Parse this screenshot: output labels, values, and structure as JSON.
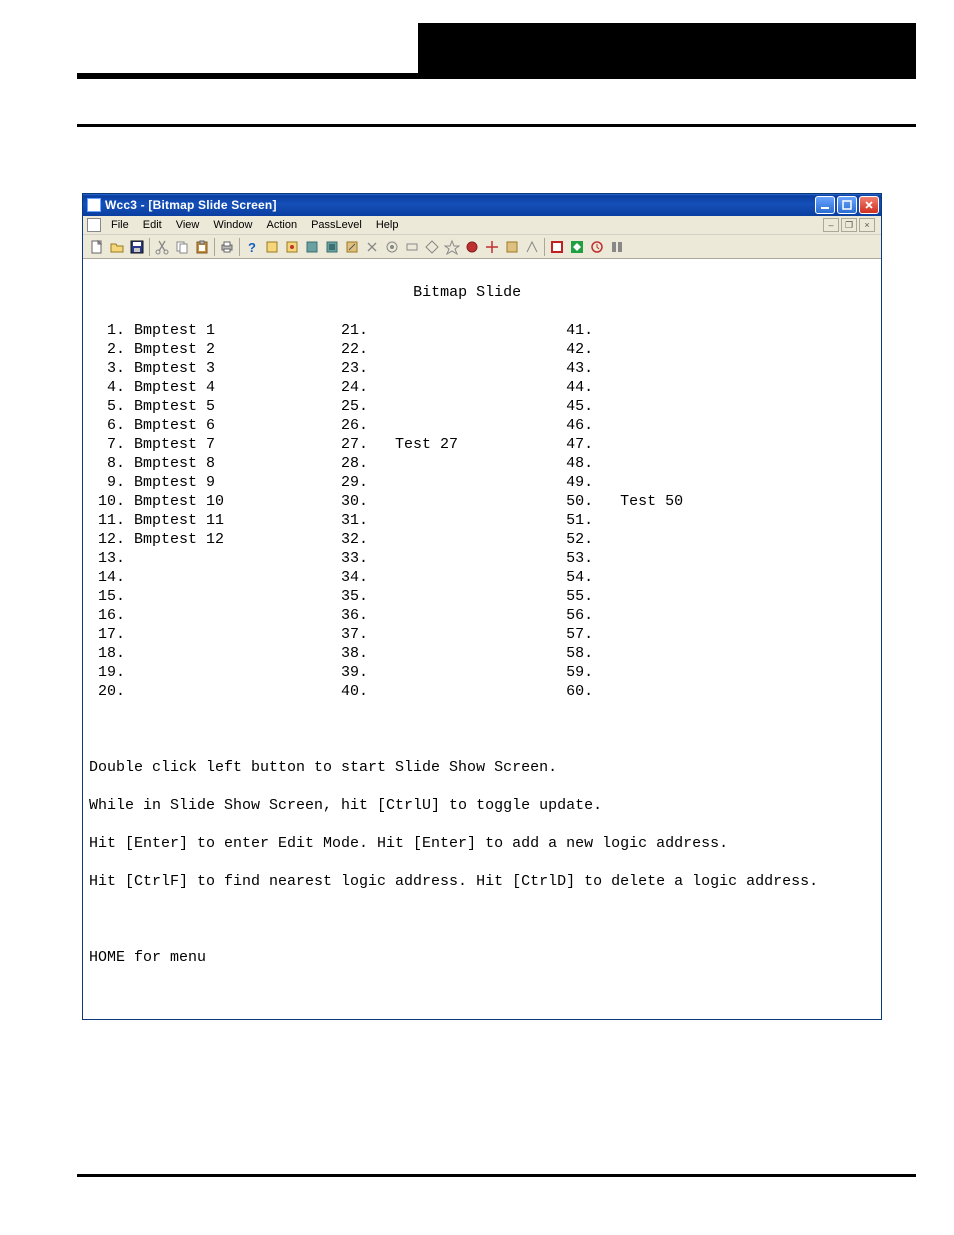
{
  "window": {
    "title": "Wcc3 - [Bitmap Slide Screen]"
  },
  "menu": {
    "items": [
      "File",
      "Edit",
      "View",
      "Window",
      "Action",
      "PassLevel",
      "Help"
    ]
  },
  "toolbar": {
    "icons": [
      "new-icon",
      "open-icon",
      "save-icon",
      "sep",
      "cut-icon",
      "copy-icon",
      "paste-icon",
      "sep",
      "print-icon",
      "sep",
      "help-icon",
      "tool-a-icon",
      "tool-b-icon",
      "tool-c-icon",
      "tool-d-icon",
      "tool-e-icon",
      "tool-f-icon",
      "tool-g-icon",
      "tool-h-icon",
      "tool-i-icon",
      "tool-j-icon",
      "tool-k-icon",
      "tool-l-icon",
      "tool-m-icon",
      "tool-n-icon",
      "sep",
      "tool-o-icon",
      "tool-p-icon",
      "tool-q-icon",
      "tool-r-icon"
    ]
  },
  "client": {
    "title": "Bitmap Slide",
    "columns": {
      "col1": [
        {
          "n": "1",
          "label": "Bmptest 1"
        },
        {
          "n": "2",
          "label": "Bmptest 2"
        },
        {
          "n": "3",
          "label": "Bmptest 3"
        },
        {
          "n": "4",
          "label": "Bmptest 4"
        },
        {
          "n": "5",
          "label": "Bmptest 5"
        },
        {
          "n": "6",
          "label": "Bmptest 6"
        },
        {
          "n": "7",
          "label": "Bmptest 7"
        },
        {
          "n": "8",
          "label": "Bmptest 8"
        },
        {
          "n": "9",
          "label": "Bmptest 9"
        },
        {
          "n": "10",
          "label": "Bmptest 10"
        },
        {
          "n": "11",
          "label": "Bmptest 11"
        },
        {
          "n": "12",
          "label": "Bmptest 12"
        },
        {
          "n": "13",
          "label": ""
        },
        {
          "n": "14",
          "label": ""
        },
        {
          "n": "15",
          "label": ""
        },
        {
          "n": "16",
          "label": ""
        },
        {
          "n": "17",
          "label": ""
        },
        {
          "n": "18",
          "label": ""
        },
        {
          "n": "19",
          "label": ""
        },
        {
          "n": "20",
          "label": ""
        }
      ],
      "col2": [
        {
          "n": "21",
          "label": ""
        },
        {
          "n": "22",
          "label": ""
        },
        {
          "n": "23",
          "label": ""
        },
        {
          "n": "24",
          "label": ""
        },
        {
          "n": "25",
          "label": ""
        },
        {
          "n": "26",
          "label": ""
        },
        {
          "n": "27",
          "label": "Test 27"
        },
        {
          "n": "28",
          "label": ""
        },
        {
          "n": "29",
          "label": ""
        },
        {
          "n": "30",
          "label": ""
        },
        {
          "n": "31",
          "label": ""
        },
        {
          "n": "32",
          "label": ""
        },
        {
          "n": "33",
          "label": ""
        },
        {
          "n": "34",
          "label": ""
        },
        {
          "n": "35",
          "label": ""
        },
        {
          "n": "36",
          "label": ""
        },
        {
          "n": "37",
          "label": ""
        },
        {
          "n": "38",
          "label": ""
        },
        {
          "n": "39",
          "label": ""
        },
        {
          "n": "40",
          "label": ""
        }
      ],
      "col3": [
        {
          "n": "41",
          "label": ""
        },
        {
          "n": "42",
          "label": ""
        },
        {
          "n": "43",
          "label": ""
        },
        {
          "n": "44",
          "label": ""
        },
        {
          "n": "45",
          "label": ""
        },
        {
          "n": "46",
          "label": ""
        },
        {
          "n": "47",
          "label": ""
        },
        {
          "n": "48",
          "label": ""
        },
        {
          "n": "49",
          "label": ""
        },
        {
          "n": "50",
          "label": "Test 50"
        },
        {
          "n": "51",
          "label": ""
        },
        {
          "n": "52",
          "label": ""
        },
        {
          "n": "53",
          "label": ""
        },
        {
          "n": "54",
          "label": ""
        },
        {
          "n": "55",
          "label": ""
        },
        {
          "n": "56",
          "label": ""
        },
        {
          "n": "57",
          "label": ""
        },
        {
          "n": "58",
          "label": ""
        },
        {
          "n": "59",
          "label": ""
        },
        {
          "n": "60",
          "label": ""
        }
      ]
    },
    "instructions": [
      "Double click left button to start Slide Show Screen.",
      "While in Slide Show Screen, hit [CtrlU] to toggle update.",
      "Hit [Enter] to enter Edit Mode. Hit [Enter] to add a new logic address.",
      "Hit [CtrlF] to find nearest logic address. Hit [CtrlD] to delete a logic address."
    ],
    "home": "HOME for menu"
  }
}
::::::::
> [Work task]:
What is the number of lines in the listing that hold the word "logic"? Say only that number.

> [Solution for this exercise]:
2